### The records
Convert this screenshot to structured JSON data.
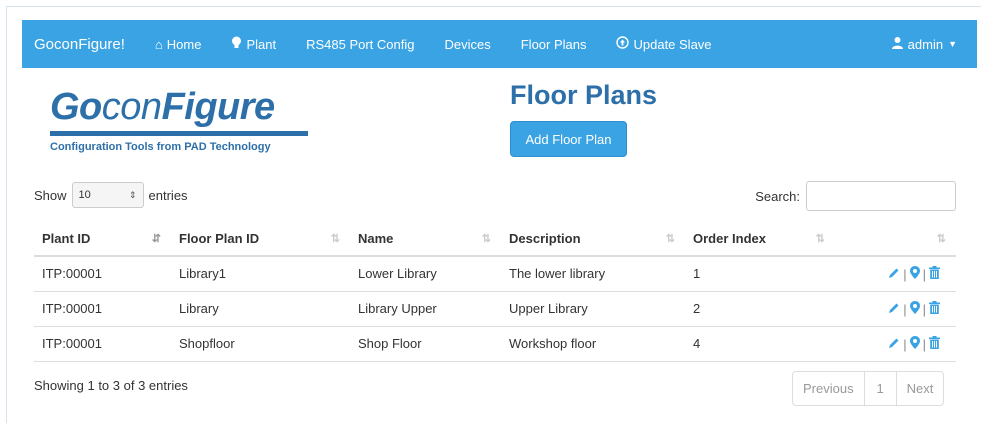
{
  "navbar": {
    "brand": "GoconFigure!",
    "items": [
      {
        "icon": "home-icon",
        "glyph": "⌂",
        "label": "Home"
      },
      {
        "icon": "lightbulb-icon",
        "glyph": "●",
        "label": "Plant"
      },
      {
        "icon": "",
        "glyph": "",
        "label": "RS485 Port Config"
      },
      {
        "icon": "",
        "glyph": "",
        "label": "Devices"
      },
      {
        "icon": "",
        "glyph": "",
        "label": "Floor Plans"
      },
      {
        "icon": "upload-icon",
        "glyph": "⊕",
        "label": "Update Slave"
      }
    ],
    "user": "admin"
  },
  "logo": {
    "word_bold1": "Go",
    "word_light": "con",
    "word_bold2": "Figure",
    "tagline": "Configuration Tools from PAD Technology"
  },
  "page": {
    "title": "Floor Plans",
    "add_button": "Add Floor Plan"
  },
  "controls": {
    "show_label": "Show",
    "entries_value": "10",
    "entries_label": "entries",
    "search_label": "Search:",
    "search_value": ""
  },
  "table": {
    "headers": [
      "Plant ID",
      "Floor Plan ID",
      "Name",
      "Description",
      "Order Index",
      ""
    ],
    "rows": [
      [
        "ITP:00001",
        "Library1",
        "Lower Library",
        "The lower library",
        "1"
      ],
      [
        "ITP:00001",
        "Library",
        "Library Upper",
        "Upper Library",
        "2"
      ],
      [
        "ITP:00001",
        "Shopfloor",
        "Shop Floor",
        "Workshop floor",
        "4"
      ]
    ]
  },
  "footer": {
    "info": "Showing 1 to 3 of 3 entries",
    "previous": "Previous",
    "page": "1",
    "next": "Next"
  },
  "colors": {
    "navbar": "#3aa3e3",
    "brand_blue": "#2d6fa8",
    "action_blue": "#3aa3e3"
  }
}
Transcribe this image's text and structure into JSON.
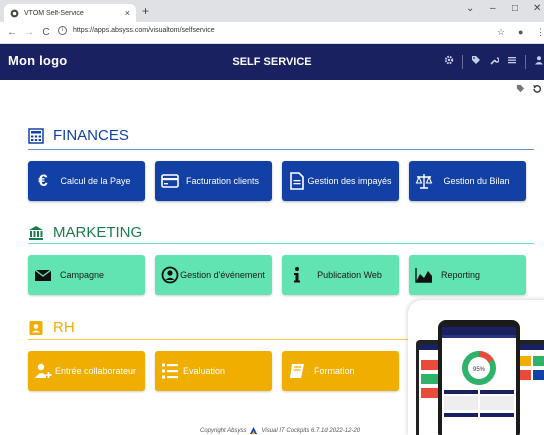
{
  "browser": {
    "tab_title": "VTOM Self-Service",
    "tab_close": "×",
    "new_tab": "+",
    "url": "https://apps.absyss.com/visualtom/selfservice",
    "controls": {
      "minimize": "–",
      "maximize": "□",
      "close": "✕",
      "chevron": "⌄"
    },
    "nav": {
      "back": "←",
      "forward": "→",
      "reload": "C"
    },
    "addr_icons": {
      "star": "☆",
      "profile": "●",
      "menu": "⋮"
    }
  },
  "header": {
    "logo": "Mon logo",
    "title": "SELF SERVICE",
    "icons": [
      "gear-icon",
      "tag-icon",
      "wrench-icon",
      "list-icon",
      "user-icon"
    ]
  },
  "sections": {
    "finances": {
      "title": "FINANCES",
      "color": "#1240a4",
      "tiles": [
        {
          "label": "Calcul de la Paye",
          "icon": "euro-icon"
        },
        {
          "label": "Facturation clients",
          "icon": "card-icon"
        },
        {
          "label": "Gestion des impayés",
          "icon": "document-icon"
        },
        {
          "label": "Gestion du Bilan",
          "icon": "scale-icon"
        }
      ]
    },
    "marketing": {
      "title": "MARKETING",
      "color": "#1d7a4f",
      "tiles": [
        {
          "label": "Campagne",
          "icon": "envelope-icon"
        },
        {
          "label": "Gestion d'événement",
          "icon": "person-icon"
        },
        {
          "label": "Publication Web",
          "icon": "info-icon"
        },
        {
          "label": "Reporting",
          "icon": "area-chart-icon"
        }
      ]
    },
    "rh": {
      "title": "RH",
      "color": "#f0ae00",
      "tiles": [
        {
          "label": "Entrée collaborateur",
          "icon": "add-user-icon"
        },
        {
          "label": "Evaluation",
          "icon": "ordered-list-icon"
        },
        {
          "label": "Formation",
          "icon": "book-icon"
        }
      ]
    }
  },
  "promo": {
    "percent": "95%"
  },
  "footer": {
    "text": "Copyright Absyss",
    "version": "Visual IT Cockpits 6.7.1d 2022-12-20"
  }
}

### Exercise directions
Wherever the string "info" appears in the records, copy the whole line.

### Problem solution
    "info": "Showing 1 to 3 of 3 entries",
          "icon": "info-icon"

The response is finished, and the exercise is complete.